Appreciating our New York Plastic Surgery Patients
We have always appreciated our New York plastic surgery patients, but a recent story straight from Hollywood has us feeling even happier to serve the people who work with us.
According to a website called Metro, a “human Barbie” has opened a home in the Los Angeles area for other people obsessed with the idea of taking their appearances to extremes. The “dollhouse” is available to those transforming themselves into Barbies and Kens, celebrity lookalikes and even nonhuman creatures. The goal, says The Plastics of Hollywood founder Marcela Iglesias, is to help these folks share their stories with the world.
Being in the industry, we have seen plenty of horrific moves by people in and near the world of cosmetic surgery, but this one pretty much takes the cake. We hate to see someone promoting wrongheaded notions about aesthetic improvement, and we’re very glad our plastic surgery patients in New York have better sense.
Our Patients Prioritize their Health
Justin Jedlicka, one of “the Plastics” associated with Iglesias, estimates he has had undergone nearly 800 procedures. Taken to that extreme, aesthetic improvement can become a health risk. Rodrigo Alves, the internet-dubbed “Human Ken Doll,” has had so many nose surgeries that his breathing is impaired and his nose is in danger of collapsing, a la Michael Jackson. Despite being warned about further procedures, Alves says he sees cosmetic surgery as a “need.”
One terrible idea that has surfaced recently and been celebrated by some internet personalities is removing ribs to achieve a smaller waist. This kind of surgery leaves internal organs unprotected and causes a great deal of pain. That’s why we would never consent to perform it.
Fortunately, patients who seek us out in New York for cosmetic surgery want the reverse—to be healthier after their procedure than before. A good example is the breast reduction surgery we perform for both men and women. We have seen hundreds of patients inspired to frequent the gym, resume swimming or become avid runners once the physical and mental discomfort of large breasts is a thing of the past.
Our Patients Know Who They Are
Although we do encourage people to bring us photos of their ideal nose, or images of the breasts they hope to achieve with implants, we don’t often hear patients asking to look just like a celebrity or cartoon character. On the very rare occasions someone does ask to be transformed into a Kardashian, we spend a great deal of time explaining the notion of realistic expectations. And we have directed some prospective patients to counseling rather than the operating room.
We are glad that the motivations we hear most often from our New York plastic surgery patients make complete sense. Michael wanted to feel “confident and self-assured,” while Claire told us that “knowing you look the best you can is wonderful!” Perhaps our favorite post-op comment came from Mora after her facelift: “I don’t want to look 22 years old—I’m not 22! I still look like me.”
Our Patients Are Safety Conscious
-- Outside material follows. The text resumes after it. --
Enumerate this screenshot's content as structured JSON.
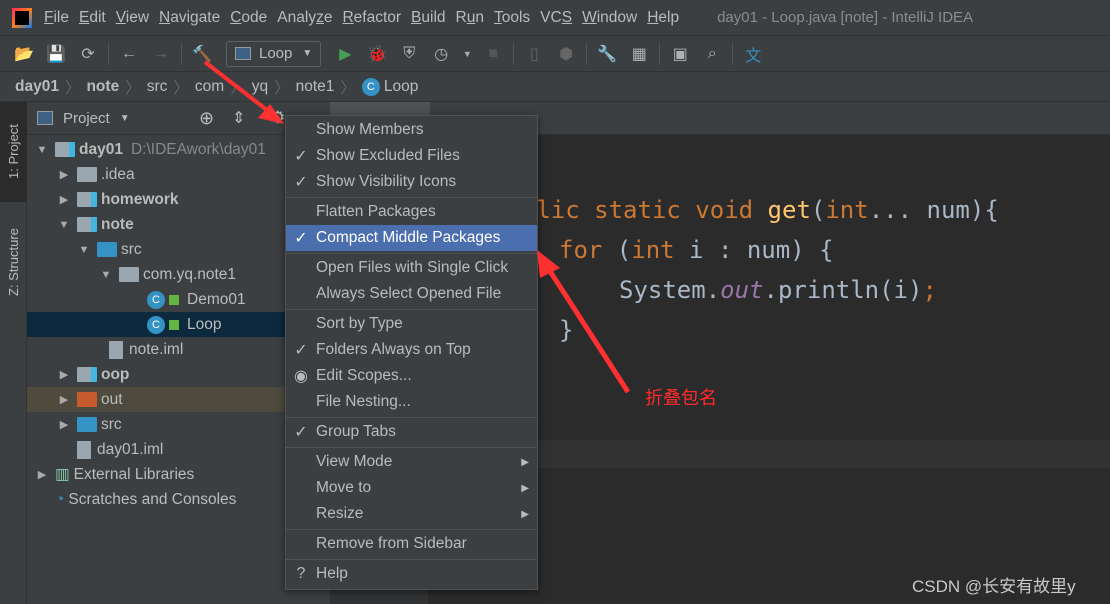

One of our main concerns about promoting the notion of extreme cosmetic surgery is that it may drive people to choose unsafe ways to get it. Obviously it costs a significant amount of money to have dozens of procedures, and we can’t help but worry that by publicizing sensational cosmetic surgery the media will compel more folks to try cut rate approaches. We wrote about this a couple of years ago—noting that people have been known to try to save money with strategies ranging from traveling to risky countries to injecting themselves with strange substances.
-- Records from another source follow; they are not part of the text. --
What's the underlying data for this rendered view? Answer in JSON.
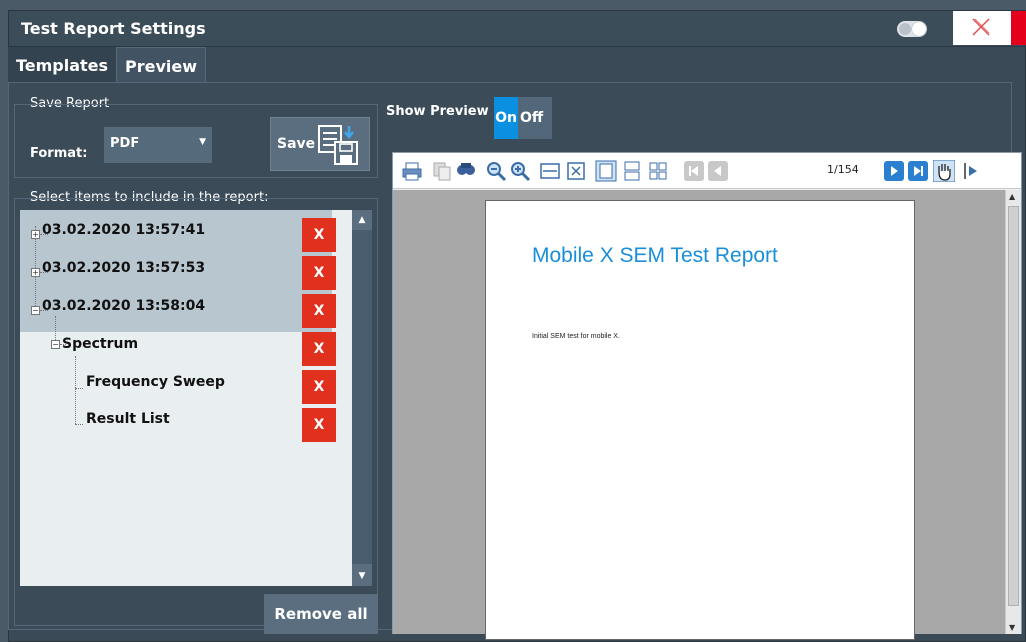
{
  "window": {
    "title": "Test Report Settings"
  },
  "tabs": [
    {
      "label": "Templates"
    },
    {
      "label": "Preview"
    }
  ],
  "save_report": {
    "group_label": "Save Report",
    "format_label": "Format:",
    "format_value": "PDF",
    "save_label": "Save"
  },
  "items": {
    "label": "Select items to include in the report:",
    "tree": [
      {
        "label": "03.02.2020 13:57:41",
        "remove": "X",
        "expander": "+"
      },
      {
        "label": "03.02.2020 13:57:53",
        "remove": "X",
        "expander": "+"
      },
      {
        "label": "03.02.2020 13:58:04",
        "remove": "X",
        "expander": "−"
      },
      {
        "label": "Spectrum",
        "remove": "X",
        "expander": "−"
      },
      {
        "label": "Frequency Sweep",
        "remove": "X"
      },
      {
        "label": "Result List",
        "remove": "X"
      }
    ],
    "remove_all": "Remove all"
  },
  "preview": {
    "label": "Show Preview",
    "on": "On",
    "off": "Off",
    "page_indicator": "1/154",
    "report_title": "Mobile X SEM Test Report",
    "report_description": "Initial SEM test for mobile X."
  },
  "colors": {
    "accent": "#0b8fe0",
    "remove": "#e1301d",
    "report_title": "#1a8fd8"
  }
}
Obviously, the patients who choose to work with us know the advantages of selecting a board certified plastic surgeon with a highly-trained staff, a fully accredited operating suite and decades of successful work. This kind of practice offers both the utmost in safety and the promise of appealing results—not cheap surgery.
It’s hard to say exactly why some people spend many thousands of dollars and undergo dozens or more surgical procedures in pursuit of their notion of perfection. Narcissism? A desire for fame? Mental illness? In our view, it’s equally difficult to understand the practitioners who serve these people. This dubious corner of the industry is one we’re glad to stay far away from.
We hope you feel that way too. If you would like join our patients and consider a procedure that would make sense for you, call 212-570-6080.